Billions of dollars have been allocated toward the shift away from the internal combustion engine and towards electric vehicles. But we know that automakers aren’t exactly doing this out of the goodness of their hearts.
The car business’ move toward EVs serves as a way of meeting ambitious emission targets as the U.S. and other nations look for ways to increase adoption of zero-emission vehicles. And while some car makers have become more comfortable with the future of the market, others are still, well, not exactly pleased.
Take Stellantis, for example. Carlos Tavares, the chief executive of the owner of brands like Jeep, Dodge and Chrysler, recently told Reuters that the associated costs for transitioning to electrics were “beyond the limit” for automakers.
He claims the cost of electrification are 50% more than those of a conventional vehicle, and says, “There is no way we can transfer 50% of additional costs to the final consumer because most parts of the middle class will not be able to pay.”
And if they don’t pass along the associated costs, says Tavares, then slimmer profit margins would result -- with both potential paths ultimately leading to cutbacks. To boot, he says, the speed at which automakers are being tasked with these developments is “counter productive,” and quality could suffer.
While Stellantis is raising the alarm on the cost and pace of these developments, other industry experts are taking a more neutral tone. For example, Reuters points to forecasts that show the scale of EVs is already driving down their costs, and that the electric motor and internal combustion engine could be more or less equal from a cost standpoint in the latter part of this decade.

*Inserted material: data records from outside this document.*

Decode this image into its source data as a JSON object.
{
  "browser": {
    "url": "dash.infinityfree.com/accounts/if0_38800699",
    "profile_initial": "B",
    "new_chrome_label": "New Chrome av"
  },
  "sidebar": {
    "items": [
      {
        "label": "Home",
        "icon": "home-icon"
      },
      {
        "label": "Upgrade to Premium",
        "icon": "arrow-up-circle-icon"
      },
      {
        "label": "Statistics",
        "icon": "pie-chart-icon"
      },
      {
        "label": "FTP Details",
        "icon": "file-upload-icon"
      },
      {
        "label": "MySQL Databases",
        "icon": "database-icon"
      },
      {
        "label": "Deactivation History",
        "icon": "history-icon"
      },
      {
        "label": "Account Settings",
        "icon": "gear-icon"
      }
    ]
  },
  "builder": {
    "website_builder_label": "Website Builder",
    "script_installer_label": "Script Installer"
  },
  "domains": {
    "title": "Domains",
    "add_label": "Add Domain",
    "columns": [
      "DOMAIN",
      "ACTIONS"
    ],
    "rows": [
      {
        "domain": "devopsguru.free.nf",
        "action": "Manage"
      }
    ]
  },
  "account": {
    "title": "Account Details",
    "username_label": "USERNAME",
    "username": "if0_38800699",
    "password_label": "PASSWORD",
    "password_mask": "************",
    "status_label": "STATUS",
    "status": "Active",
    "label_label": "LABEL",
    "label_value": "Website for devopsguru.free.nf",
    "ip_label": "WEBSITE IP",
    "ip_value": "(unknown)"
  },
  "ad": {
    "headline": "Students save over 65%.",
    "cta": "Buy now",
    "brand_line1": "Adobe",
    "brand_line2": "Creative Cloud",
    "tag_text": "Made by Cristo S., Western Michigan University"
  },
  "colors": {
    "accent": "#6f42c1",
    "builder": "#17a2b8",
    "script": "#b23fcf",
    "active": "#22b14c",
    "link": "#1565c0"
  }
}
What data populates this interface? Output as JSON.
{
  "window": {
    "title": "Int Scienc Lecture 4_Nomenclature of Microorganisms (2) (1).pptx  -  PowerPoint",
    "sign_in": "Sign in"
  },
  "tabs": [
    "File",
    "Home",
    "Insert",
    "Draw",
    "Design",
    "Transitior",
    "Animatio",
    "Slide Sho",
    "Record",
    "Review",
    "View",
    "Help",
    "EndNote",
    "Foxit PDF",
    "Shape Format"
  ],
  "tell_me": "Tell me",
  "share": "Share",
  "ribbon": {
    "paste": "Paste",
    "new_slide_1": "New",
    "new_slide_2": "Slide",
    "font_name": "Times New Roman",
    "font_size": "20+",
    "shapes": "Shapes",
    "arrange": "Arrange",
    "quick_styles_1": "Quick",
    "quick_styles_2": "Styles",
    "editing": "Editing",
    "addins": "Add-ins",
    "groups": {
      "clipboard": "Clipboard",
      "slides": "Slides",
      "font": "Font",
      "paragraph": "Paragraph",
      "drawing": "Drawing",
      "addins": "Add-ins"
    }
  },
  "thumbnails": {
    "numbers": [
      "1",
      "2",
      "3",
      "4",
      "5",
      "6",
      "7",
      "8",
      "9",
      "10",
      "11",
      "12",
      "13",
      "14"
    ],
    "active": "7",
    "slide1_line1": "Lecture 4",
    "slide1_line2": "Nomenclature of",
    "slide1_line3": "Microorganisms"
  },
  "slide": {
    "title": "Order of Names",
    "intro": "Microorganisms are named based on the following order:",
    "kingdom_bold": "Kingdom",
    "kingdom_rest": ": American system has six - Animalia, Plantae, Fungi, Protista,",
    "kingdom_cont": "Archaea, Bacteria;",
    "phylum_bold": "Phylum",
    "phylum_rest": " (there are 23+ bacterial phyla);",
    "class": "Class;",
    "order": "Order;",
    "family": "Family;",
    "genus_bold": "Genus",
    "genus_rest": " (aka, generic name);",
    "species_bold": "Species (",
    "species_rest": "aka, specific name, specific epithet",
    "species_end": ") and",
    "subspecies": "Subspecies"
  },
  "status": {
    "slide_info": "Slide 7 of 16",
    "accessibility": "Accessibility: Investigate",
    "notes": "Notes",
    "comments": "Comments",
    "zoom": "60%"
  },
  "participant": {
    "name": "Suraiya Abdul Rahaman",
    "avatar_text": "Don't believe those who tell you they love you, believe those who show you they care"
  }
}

In the meantime, Stellantis is focusing on immense productivity improvements and -- yes -- money, with 30 billion euros earmarked for EV development between now and 2025.